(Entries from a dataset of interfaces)
....

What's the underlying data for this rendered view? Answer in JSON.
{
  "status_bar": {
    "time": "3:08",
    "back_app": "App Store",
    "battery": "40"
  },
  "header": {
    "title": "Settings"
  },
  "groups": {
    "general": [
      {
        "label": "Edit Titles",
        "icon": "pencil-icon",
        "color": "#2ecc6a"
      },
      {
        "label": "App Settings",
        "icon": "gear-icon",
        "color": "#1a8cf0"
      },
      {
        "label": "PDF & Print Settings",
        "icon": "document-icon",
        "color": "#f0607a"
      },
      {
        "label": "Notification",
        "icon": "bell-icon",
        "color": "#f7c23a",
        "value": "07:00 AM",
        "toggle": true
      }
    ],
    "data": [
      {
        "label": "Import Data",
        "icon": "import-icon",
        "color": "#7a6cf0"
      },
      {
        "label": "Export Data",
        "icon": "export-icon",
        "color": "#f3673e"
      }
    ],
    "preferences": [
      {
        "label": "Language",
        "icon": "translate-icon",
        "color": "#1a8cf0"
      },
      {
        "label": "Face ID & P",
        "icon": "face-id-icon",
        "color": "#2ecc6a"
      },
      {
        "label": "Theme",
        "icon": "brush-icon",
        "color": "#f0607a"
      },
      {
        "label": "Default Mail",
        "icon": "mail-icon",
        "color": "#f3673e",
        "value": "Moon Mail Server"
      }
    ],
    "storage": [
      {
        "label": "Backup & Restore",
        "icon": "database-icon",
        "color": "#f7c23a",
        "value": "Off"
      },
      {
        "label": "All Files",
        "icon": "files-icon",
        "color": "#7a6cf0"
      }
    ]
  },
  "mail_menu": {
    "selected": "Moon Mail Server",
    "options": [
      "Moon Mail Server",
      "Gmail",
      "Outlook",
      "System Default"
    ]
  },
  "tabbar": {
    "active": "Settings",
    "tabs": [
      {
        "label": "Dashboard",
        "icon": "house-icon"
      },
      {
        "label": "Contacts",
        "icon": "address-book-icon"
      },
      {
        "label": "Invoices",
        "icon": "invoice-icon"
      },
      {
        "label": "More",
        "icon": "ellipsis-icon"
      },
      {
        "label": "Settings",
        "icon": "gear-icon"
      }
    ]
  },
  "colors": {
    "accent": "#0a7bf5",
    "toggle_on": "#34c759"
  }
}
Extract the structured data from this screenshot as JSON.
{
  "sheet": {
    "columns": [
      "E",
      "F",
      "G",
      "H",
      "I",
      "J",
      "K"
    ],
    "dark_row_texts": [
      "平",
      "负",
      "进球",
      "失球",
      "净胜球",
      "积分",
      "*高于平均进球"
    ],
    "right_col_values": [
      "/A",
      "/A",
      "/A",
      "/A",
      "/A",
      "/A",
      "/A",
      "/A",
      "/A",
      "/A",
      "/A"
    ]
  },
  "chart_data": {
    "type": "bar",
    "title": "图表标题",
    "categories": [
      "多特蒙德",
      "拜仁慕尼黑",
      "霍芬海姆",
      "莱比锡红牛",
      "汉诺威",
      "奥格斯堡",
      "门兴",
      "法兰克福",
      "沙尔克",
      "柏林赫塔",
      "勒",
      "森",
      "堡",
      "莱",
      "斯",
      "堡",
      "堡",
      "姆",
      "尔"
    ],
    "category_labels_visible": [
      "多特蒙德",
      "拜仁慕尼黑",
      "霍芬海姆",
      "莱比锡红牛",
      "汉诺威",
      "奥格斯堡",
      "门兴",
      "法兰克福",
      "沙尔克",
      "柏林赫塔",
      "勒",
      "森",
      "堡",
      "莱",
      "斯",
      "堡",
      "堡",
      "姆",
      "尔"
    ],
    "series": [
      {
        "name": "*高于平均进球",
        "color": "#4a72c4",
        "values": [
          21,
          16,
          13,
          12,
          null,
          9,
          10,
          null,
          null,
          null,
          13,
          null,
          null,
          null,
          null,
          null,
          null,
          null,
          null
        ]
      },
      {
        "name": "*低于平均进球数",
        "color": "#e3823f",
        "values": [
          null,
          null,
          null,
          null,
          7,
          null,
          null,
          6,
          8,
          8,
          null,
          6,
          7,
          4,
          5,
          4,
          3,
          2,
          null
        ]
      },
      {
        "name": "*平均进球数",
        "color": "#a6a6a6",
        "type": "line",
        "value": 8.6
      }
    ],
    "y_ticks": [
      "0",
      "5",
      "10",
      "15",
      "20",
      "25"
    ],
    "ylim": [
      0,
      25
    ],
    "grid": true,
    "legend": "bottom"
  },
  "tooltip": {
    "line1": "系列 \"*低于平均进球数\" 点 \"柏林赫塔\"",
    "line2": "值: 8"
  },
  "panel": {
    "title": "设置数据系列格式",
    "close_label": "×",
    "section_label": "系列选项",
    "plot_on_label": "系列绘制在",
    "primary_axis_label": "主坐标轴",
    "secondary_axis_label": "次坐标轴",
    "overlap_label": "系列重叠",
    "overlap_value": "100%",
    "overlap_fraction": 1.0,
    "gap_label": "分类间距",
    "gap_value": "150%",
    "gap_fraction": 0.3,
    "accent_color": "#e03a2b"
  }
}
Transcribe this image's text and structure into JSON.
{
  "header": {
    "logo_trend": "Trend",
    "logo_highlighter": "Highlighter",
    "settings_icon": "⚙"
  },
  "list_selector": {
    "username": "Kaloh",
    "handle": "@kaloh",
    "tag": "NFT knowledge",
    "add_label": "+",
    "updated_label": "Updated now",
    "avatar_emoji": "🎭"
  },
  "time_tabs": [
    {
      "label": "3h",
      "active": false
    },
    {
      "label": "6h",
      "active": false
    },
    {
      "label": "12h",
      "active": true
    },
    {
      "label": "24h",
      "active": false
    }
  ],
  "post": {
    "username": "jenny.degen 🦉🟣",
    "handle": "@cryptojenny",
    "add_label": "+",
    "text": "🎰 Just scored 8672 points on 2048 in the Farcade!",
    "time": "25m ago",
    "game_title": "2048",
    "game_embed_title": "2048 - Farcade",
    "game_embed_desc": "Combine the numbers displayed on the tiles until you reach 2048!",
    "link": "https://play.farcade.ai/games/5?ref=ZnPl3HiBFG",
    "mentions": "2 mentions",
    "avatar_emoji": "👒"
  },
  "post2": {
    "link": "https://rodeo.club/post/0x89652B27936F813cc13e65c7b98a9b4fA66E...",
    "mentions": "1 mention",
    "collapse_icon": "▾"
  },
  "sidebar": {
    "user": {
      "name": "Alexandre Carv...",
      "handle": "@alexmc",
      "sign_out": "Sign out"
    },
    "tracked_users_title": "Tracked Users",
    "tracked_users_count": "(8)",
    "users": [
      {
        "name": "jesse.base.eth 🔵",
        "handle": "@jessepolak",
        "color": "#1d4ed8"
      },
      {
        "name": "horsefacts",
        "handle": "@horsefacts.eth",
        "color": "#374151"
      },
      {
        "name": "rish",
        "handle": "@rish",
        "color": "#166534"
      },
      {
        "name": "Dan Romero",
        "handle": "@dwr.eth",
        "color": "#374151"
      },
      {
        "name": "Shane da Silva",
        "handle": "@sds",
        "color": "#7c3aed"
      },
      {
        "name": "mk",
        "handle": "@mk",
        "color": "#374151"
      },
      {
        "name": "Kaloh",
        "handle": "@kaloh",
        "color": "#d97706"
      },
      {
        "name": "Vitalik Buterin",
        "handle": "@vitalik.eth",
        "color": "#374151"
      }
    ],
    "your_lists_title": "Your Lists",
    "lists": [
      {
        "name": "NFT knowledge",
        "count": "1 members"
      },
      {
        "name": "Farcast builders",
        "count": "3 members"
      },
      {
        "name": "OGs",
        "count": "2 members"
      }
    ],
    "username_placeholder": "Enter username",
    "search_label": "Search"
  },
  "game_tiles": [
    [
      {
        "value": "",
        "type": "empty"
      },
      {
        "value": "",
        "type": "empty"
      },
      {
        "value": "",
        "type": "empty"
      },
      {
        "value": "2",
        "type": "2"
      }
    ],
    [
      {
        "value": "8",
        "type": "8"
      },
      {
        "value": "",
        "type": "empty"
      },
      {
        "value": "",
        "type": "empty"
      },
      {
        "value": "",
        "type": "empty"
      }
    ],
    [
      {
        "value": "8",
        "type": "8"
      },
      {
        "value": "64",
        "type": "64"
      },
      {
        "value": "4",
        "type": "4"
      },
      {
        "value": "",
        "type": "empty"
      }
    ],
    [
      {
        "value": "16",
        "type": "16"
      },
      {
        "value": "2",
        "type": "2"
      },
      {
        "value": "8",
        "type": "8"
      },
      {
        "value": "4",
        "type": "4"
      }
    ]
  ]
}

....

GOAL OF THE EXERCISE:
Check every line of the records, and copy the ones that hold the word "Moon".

TASK ANSWER:
        "value": "Moon Mail Server"
    "selected": "Moon Mail Server",
      "Moon Mail Server",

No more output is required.